Wild roses grew there, pink and innocent, although full
Of nasty thorns, and dark green spearmint, cool
And fragrant, and a tall leafy weed, the like of which, I think,
I never saw before. It had bell-shaped small
Gold blossoms and pale-green suede-like leaves.
Ever the naturalist, Max readily identifies the plant, a beautiful orange-blossomed annual species native to North America, which is indeed common in bottomland soils, ditches, and along creeks. Also known as “touch-me-not,” since its seedpods explode when lightly touched, the plant derives its name from the fact that the leaves will assume a silvery shine when held under water. Max had known it since he was a child.
“It’s Jewel-weed,” you said and bending over,
The round crystal pool, the clearest mirror,
In which your face so dear appeared reflected,
You dipped a slender branch of it in water …

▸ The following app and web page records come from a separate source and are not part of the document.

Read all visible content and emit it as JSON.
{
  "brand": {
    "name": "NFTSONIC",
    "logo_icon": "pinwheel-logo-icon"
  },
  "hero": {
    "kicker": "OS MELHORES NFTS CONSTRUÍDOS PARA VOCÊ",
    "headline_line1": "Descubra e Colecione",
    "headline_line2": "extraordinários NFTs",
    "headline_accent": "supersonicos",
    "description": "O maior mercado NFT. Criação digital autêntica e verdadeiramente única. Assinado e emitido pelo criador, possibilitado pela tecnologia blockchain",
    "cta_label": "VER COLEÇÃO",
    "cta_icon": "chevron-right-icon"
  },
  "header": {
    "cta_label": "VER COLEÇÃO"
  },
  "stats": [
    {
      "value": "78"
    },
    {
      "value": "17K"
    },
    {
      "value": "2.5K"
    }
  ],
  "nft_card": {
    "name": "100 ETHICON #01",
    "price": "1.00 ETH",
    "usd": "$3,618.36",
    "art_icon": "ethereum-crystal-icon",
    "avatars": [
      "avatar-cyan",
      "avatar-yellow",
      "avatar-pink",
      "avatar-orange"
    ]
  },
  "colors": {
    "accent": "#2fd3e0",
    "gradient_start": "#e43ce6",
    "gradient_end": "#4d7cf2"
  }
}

What follows is an epiphany Eliena applies to her relationship with Max, in a fashion that will perhaps seem unappealing to the sophisticated reader of poetry. But this poem was not intended to be a literary artifact. Instead, it is an intimate declaration of love, as fragile and as powerful and complex as the moment it commemorates:
Gay with a happy wonder, laughingly I watched
Enchanting miracle—that dull simple reed
Transformed in shining, sparkling work of jade and silver,
Aquiver with a million multicolored gems;
And then I watched your lovely lips and eyes,
Over which ripples moved, gentle and timid,
And thought—“You are the pool, and I that Jewel-weed.”
At first, the poem’s conclusion might seem too meek and mild, with Eliena, the jewel-weed, admitting that she needs Max, her crystal pool, to shine. But such a reading forgets that, in the context of the analogy she has created, Eliena is the multicolored miracle, the hidden, explosive source of wonder, light, and power, while Max is merely the mirror in which she finds herself reflected.
Eliena died on October 9, 1956, at their shared Vineyard home, in view of her beloved ocean and in Max’s arms, after a painful bout with ovarian cancer. “I love you so very much,” were Max’s final words to her. “I am so very glad you do,” Eliena responded. Max was left behind, in the shadows.
Note: This essay uses material from Eastman Mss. II and Eliena Eastman Mss., both held by the Lilly Library. It appears here by permission of the executor of the Eastman estate, Breon Mitchell. Eliena’s story is told more fully in my biography of Max Eastman, Max Eastman: A Life, just out from Yale University Press.